Yep! Even with the payloader giving it a little push, Randy needed to add a cut from the back side. This looked a little dangerous, but he couldn't hear me caution him with the ear protectors on.

CRASH!!!  The debris scattered as the tree crashed to the ground -- exactly where it was supposed to!  My work clearing the highway was over!  Phew!  That was a close one!


The two Randy's took some time to congratulate themselves on a job well done.

Randy Barry counted the rings on this historic tree.  As best he could count, the tree was over 85 years old.  He could see where the rings were close together during the depression.... 

The black areas are the disease that killed the tree.
But the job wasn't completely done yet.  Someone needed to clean up the fallen tree....

That's where I came in....  Now, I could have cut the wood and put it in a burn pile, but I had a more creative plan...

In a few short hours, I had a fun fort for the grand kids!

(and if you believe this ending, I have a fabulous barn I'd like you to invest in :-)

Sunday, November 4, 2012

Look What's Quilting -- 11/1/12

Lisa Ulmer, Soldier pieced this modern quilt.  She found a quilting design online and asked us to load it for her quilt.  Spiral Squares was the perfect complement to this quilt.  When we got started, we didn't like the thread color, so we ordered in a new gray that was a perfect match.

Lisa pieced the quilt as a gift for her uncle.  Lucky guy.

The Hunt Begins

.Let the hunt begin!
On our way home from Quilt Market in Houston, Nancy Cook and I stopped in Wagoner Oklahoma at Crossroads Treasures.  We were in search of an iron chicken (seriously).  We never found our chicken, but owner Carol Hixon-Sherman helped us find these three treasures.

Now, you're probably wondering why we were looking for an iron chicken... 

That's a story for a future blog.....  Stay tuned!

Tuesday, October 30, 2012

The Monnie Louise

 I snuggled under this manufactured quilt at Louise & Bobbie King's house.  It's big, bold and simple.  I'm going to try to create a similar design and call it the Monnie Louise (Bobbie's pet name for his wife).

Louise is a collector -- everywhere you look, you see one of her many collections.   Her primary collection is a Coca-Cola collection.  I doubt that there are many Coke items that haven't found their way to Louise's collection.

Monday, October 29, 2012

Playing Trader's Dice at Houston Quilt Market

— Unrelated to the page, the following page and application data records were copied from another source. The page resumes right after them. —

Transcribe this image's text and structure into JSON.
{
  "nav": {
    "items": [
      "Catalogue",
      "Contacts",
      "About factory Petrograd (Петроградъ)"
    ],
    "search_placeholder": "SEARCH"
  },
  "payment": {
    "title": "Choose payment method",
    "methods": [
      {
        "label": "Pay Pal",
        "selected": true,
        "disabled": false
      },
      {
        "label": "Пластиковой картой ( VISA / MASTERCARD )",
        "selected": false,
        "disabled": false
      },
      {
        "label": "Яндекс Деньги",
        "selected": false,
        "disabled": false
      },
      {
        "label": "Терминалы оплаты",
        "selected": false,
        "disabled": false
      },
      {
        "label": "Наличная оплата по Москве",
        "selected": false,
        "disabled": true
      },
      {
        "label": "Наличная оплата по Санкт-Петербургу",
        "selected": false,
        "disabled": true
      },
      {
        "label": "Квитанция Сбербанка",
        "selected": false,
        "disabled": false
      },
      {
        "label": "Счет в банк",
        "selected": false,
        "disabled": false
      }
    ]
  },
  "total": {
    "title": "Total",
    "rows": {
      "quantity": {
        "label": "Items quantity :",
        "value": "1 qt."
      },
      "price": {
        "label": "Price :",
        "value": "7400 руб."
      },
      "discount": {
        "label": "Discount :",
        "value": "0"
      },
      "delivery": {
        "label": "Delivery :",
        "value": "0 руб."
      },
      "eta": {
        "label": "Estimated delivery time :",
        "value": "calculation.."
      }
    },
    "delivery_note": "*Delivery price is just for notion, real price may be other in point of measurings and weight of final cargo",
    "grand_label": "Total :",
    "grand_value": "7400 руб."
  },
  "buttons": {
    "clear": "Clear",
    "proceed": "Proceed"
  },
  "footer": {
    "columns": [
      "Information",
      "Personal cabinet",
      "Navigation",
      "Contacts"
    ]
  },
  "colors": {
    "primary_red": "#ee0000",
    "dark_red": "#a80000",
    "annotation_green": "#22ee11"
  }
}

Robin Hoffman had cut over 1000 5" squares for us to play Trader's Dice at Market.  Nancy must have played with over 300 people in the 3 days of market.  Every player was unique, and it was a lot of fun to meet them all.  We were surprised at the number of international shop owners that took time to stop and play.  Seated at the table here is Switzerland and France.  They thought we should be playing with wine!

Probably the most unique group was this group from China.  They took pictures of each other playing the game.  Nancy helped them understand the English words on the dice (they spoke very limited English).  They had so much fun playing, they took 20 sets of dice back to China with them.  At the end of play, they took individual pictures with Nancy.

This was a wild group from Brazil, with one lady from Australia.  What fun.

The Australians got so loud playing, that soon we had people crowding in the aisle to see what was going on.

This was a single shop -- fun to watch how competitive they became.

Yes, the bear played the game.

His color sense was quite good.